For years, Grace has watched the wolves in the woods behind her house. One yellow-eyed wolf – her wolf – is a haunting presence she can’t seem to live without. Meanwhile, Sam has lived two lives: In winter, the frozen woods, the protection of the pack, and the silent company of a fearless girl. In summer, a few precious months of being human — until the cold makes him shift back again. Now, Grace meets a yellow-eyed boy whose familiarity takes her breath away. It’s her wolf. It has to be. But as winter nears and the temperature drops, Sam must fight to stay human or risk losing himself, and Grace, forever.
This book was just amazing. Beautiful, and sad, just how Grace describes Sam. It was hard to put down, and when it was over, I was like, wow.
The prose was poetic. It was the reason I bought the book–it just seemed to have this higher-calibre air to it while I was reading the sample on my Kindle, in comparison with some of the other samples I read around the same time. Maggie Stiefvater definitely has a gift.
The one thing I did find confusing at times were the points of view. The story alternated between Grace and Sam, but the writing style was the same for both characters. If it weren’t for the chapter heading, I wouldn’t have known who was speaking. The back and forth between them was an effective device, however, especially at the end.
It’s not a quick pace read. It’s a story that happens over time, but just the right amount of time. Everything flows together nicely, and both the story and the character developments tie up, for the most part, at the end. Nothing is forced; things happen because of the characters’ particular desires and ambitions, instead of the author imposing story upon the characters.
The love story between Sam and Grace was well-developed. At first I was worried that it might be happening to fast, but looking back at the story as a whole, it was well balanced. They have an easy way about them, and don’t have many dramatic moments where you feel the author has forced them to be at odds.
The secondary characters were fairly well showcased, each with different motivations and interests and feelings. I got the sense of each one being an individual, like I could pick one out and see that he or she had a separate story that could be told, say, in novella form. Sometimes that’s hard to get with side characters.
There was very little, if anything, that I didn’t like about this book. The great thing about Shiver is that even though there are two sequels (one of which is not yet released), it doesn’t need them.
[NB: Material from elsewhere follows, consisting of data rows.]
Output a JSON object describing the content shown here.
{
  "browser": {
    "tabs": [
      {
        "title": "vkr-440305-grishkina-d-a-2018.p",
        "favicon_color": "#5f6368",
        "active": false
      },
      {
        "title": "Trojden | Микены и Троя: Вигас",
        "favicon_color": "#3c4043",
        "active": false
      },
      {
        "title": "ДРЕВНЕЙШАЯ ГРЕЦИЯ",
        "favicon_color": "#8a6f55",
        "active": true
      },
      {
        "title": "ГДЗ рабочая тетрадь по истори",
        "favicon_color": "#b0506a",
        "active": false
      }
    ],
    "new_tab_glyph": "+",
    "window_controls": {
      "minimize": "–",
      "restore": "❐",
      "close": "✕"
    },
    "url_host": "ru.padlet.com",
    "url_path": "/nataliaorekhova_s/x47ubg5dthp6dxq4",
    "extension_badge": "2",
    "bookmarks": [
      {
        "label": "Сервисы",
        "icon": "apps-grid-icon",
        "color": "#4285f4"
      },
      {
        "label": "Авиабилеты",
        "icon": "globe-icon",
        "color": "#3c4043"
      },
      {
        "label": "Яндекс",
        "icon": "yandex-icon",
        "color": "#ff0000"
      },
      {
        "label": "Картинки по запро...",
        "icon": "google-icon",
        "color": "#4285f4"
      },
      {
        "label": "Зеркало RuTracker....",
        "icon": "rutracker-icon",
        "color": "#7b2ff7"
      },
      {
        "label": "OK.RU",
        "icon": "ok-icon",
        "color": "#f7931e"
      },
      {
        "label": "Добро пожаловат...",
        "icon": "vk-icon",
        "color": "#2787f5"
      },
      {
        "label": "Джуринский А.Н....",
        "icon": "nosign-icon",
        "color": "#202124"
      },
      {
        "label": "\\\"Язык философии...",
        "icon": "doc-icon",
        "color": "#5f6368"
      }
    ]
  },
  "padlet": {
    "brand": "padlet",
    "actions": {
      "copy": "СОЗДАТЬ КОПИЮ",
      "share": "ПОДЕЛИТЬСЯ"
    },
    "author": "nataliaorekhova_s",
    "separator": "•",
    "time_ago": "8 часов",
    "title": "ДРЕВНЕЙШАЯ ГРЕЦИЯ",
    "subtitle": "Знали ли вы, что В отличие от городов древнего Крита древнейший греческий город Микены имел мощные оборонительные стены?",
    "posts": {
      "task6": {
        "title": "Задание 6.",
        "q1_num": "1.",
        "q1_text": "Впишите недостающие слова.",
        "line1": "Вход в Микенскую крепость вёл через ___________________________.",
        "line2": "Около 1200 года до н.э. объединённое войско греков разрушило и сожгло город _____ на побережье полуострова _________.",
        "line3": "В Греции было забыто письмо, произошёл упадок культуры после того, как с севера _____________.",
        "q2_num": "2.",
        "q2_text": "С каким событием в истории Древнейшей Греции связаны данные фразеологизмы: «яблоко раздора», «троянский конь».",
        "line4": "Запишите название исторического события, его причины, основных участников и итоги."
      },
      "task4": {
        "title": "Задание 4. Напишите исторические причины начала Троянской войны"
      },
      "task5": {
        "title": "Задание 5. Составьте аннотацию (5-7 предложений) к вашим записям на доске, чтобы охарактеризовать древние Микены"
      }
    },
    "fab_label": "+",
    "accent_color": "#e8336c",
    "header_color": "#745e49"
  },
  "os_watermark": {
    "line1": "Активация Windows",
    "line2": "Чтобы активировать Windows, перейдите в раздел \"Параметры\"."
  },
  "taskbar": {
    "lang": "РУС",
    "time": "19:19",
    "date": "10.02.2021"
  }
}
There weren’t many loose ends to tie up. I will read the next book because I want to know more about the werewolves and their backstories, and what other adventures are in store for Grace and Sam.
Shiver is available in most bookstores, and through Amazon.